A marathon for Mum

“My name is Glen, I am an average middle-aged guy. I’ve lived in Canberra most of my life, with my wife, Kristy, and children Haydn and Caitln.

Whilst there are many organisations doing great work to support and research different types of cancers and treatments, few are as ambitious or as bold as ACRF, which is why I have put my support toward an organisation with ACRF’s mission of outsmarting cancer.

Around 2010 my wife Kirsty asked me to participate in a fitness fundraising event. So, to prepare I needed to get fit. I started running during my lunch breaks. The first run I could barely run 1K. But I was determined. I ran as far as I could, about 1K. I took note of the post I just passed, then turned around and walked back. Next run, ok to the post and then a couple of 100m more to the gate. I repeated this over several weeks finding a new point each time. Before I knew it I was doing a 7K loop up and over Mount Ainslie multiple times a week.

So what next? Maybe a marathon? Back to training. More running. 42K, Maybe? There is a longer option, if you are up to it, you can pre-register for the ultra 50K. I’m in. But I didn’t tell anyone as I didn’t know if I could do the 42 let alone 50. So, there we are, friends and family cheering me into each he 42 finishing line, I veer to the ultra lane. I could see them saying, ‘Hey where’s Glen going?! He hasn’t stopped!’ And off I go to complete the ultra.

Glen and his Mother, Jan

After Mum was diagnosed she came to watch me run my next marathon, it was an extremely difficult one for me this time around as I was filled with emotions.
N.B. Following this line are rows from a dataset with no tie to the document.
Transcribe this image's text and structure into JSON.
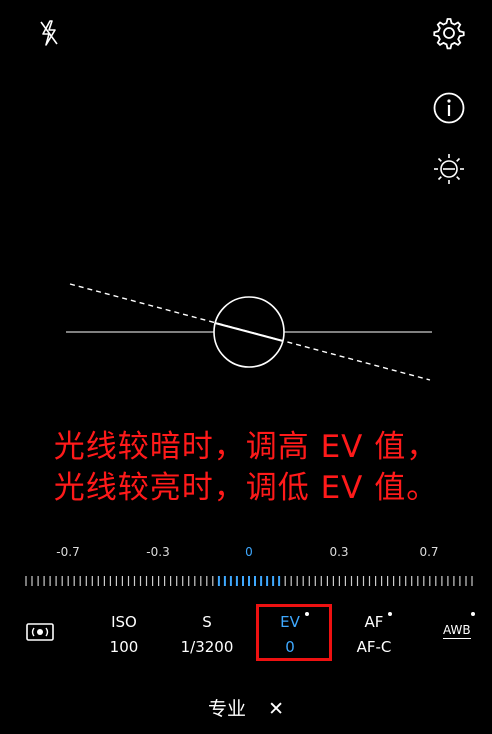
{
  "top_icons": {
    "flash": "flash-off-icon",
    "settings": "gear-icon",
    "info": "info-icon",
    "brightness": "brightness-icon"
  },
  "annotation": {
    "line1": "光线较暗时，调高 EV 值，",
    "line2": "光线较亮时，调低 EV 值。",
    "color": "#ff1a1a"
  },
  "ev_scale": {
    "labels": [
      "-0.7",
      "-0.3",
      "0",
      "0.3",
      "0.7"
    ],
    "selected": "0",
    "accent": "#3fa9ff"
  },
  "params": {
    "metering_icon": "metering-mode-icon",
    "iso": {
      "name": "ISO",
      "value": "100"
    },
    "shutter": {
      "name": "S",
      "value": "1/3200"
    },
    "ev": {
      "name": "EV",
      "value": "0"
    },
    "af": {
      "name": "AF",
      "value": "AF-C"
    },
    "awb": {
      "name": "AWB"
    }
  },
  "mode": {
    "label": "专业",
    "close": "✕"
  }
}
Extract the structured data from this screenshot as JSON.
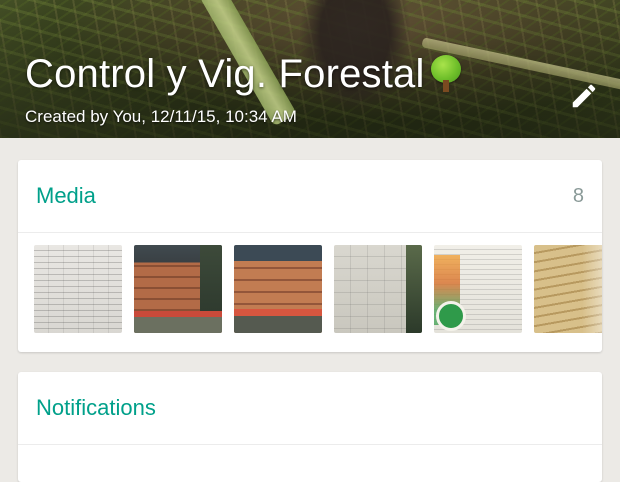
{
  "header": {
    "title": "Control y Vig. Forestal",
    "title_emoji": "tree-icon",
    "subtitle": "Created by You, 12/11/15, 10:34 AM",
    "edit_icon": "pencil-icon"
  },
  "media": {
    "title": "Media",
    "count": "8",
    "thumbnails": [
      {
        "name": "document-photo"
      },
      {
        "name": "truck-with-lumber-photo"
      },
      {
        "name": "truck-with-lumber-photo"
      },
      {
        "name": "form-document-photo"
      },
      {
        "name": "poster-document-photo"
      },
      {
        "name": "wood-planks-photo"
      }
    ]
  },
  "notifications": {
    "title": "Notifications"
  },
  "colors": {
    "accent": "#00a08a",
    "background": "#eceae6",
    "card": "#ffffff",
    "count_text": "#8a9a98"
  }
}
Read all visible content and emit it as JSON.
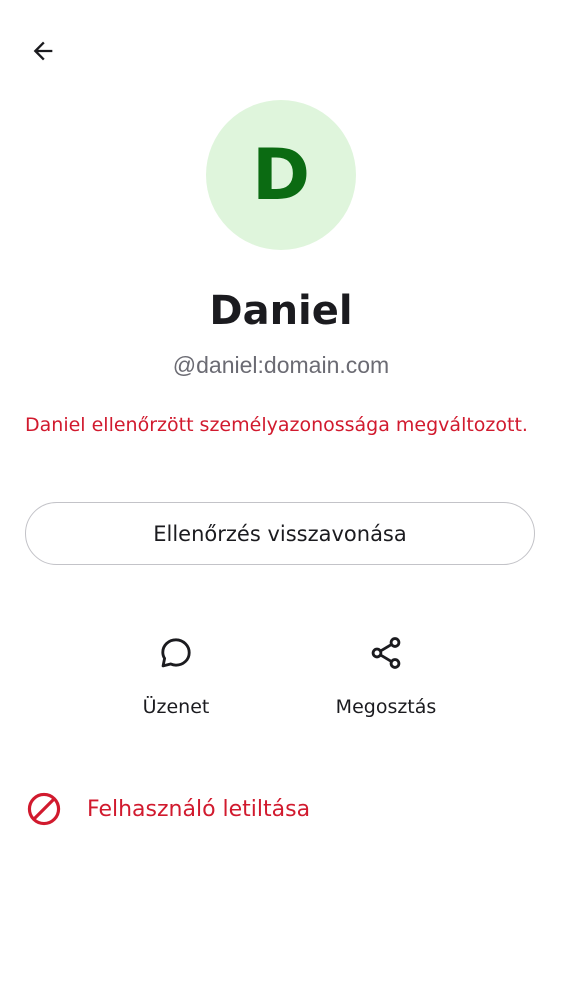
{
  "header": {
    "back_icon": "arrow-left-icon"
  },
  "profile": {
    "avatar_initial": "D",
    "name": "Daniel",
    "user_id": "@daniel:domain.com",
    "identity_warning": "Daniel ellenőrzött személyazonossága megváltozott."
  },
  "verification": {
    "revoke_label": "Ellenőrzés visszavonása"
  },
  "actions": [
    {
      "icon": "chat-bubble-icon",
      "label": "Üzenet"
    },
    {
      "icon": "share-icon",
      "label": "Megosztás"
    }
  ],
  "block": {
    "icon": "block-icon",
    "label": "Felhasználó letiltása"
  },
  "colors": {
    "avatar_bg": "#dff5dc",
    "avatar_text": "#0b6b12",
    "critical": "#d11a2e",
    "secondary_text": "#6b6b73",
    "border": "#c3c3c8"
  }
}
On completion, Mum told me how proud she was of me. I whispered back to her, “If you keep coming back to watch me, I’ll keep coming back to run the marathon.”

Mum is still here, I am still running. Mum is a real battler and is the bravest person I know. Running and training is hard, but those with cancer and other illnesses are the real heroes. They don’t get the rest after finishing a run or get to stop after crossing the finish line. It’s like Mum is running her own marathon every hour and day. Keep going Mum until you are ready to cross your finish line.

It is hard to understand the impact cancer has on you until it affects someone close to you. Whilst I am saddened and still a little angry that Mesothelioma will take my Mum well before her time, I am hopeful that one day we will find a cure. If we all do a bit to raise awareness and provide support to cancer research, future generations will be able to live without the fear and sadness that cancer brings.

Since there is no one type of cancer, they fund research into them all. I was pleasantly surprised when ACRF contacted me directly to thank me for my efforts and wanted to know more about my story, they sent me a pack of goodies from sponsoring brands and contacted me to personally thank me. It really made me gratified that I chose ACRF when they showed how appreciative they were of my efforts.”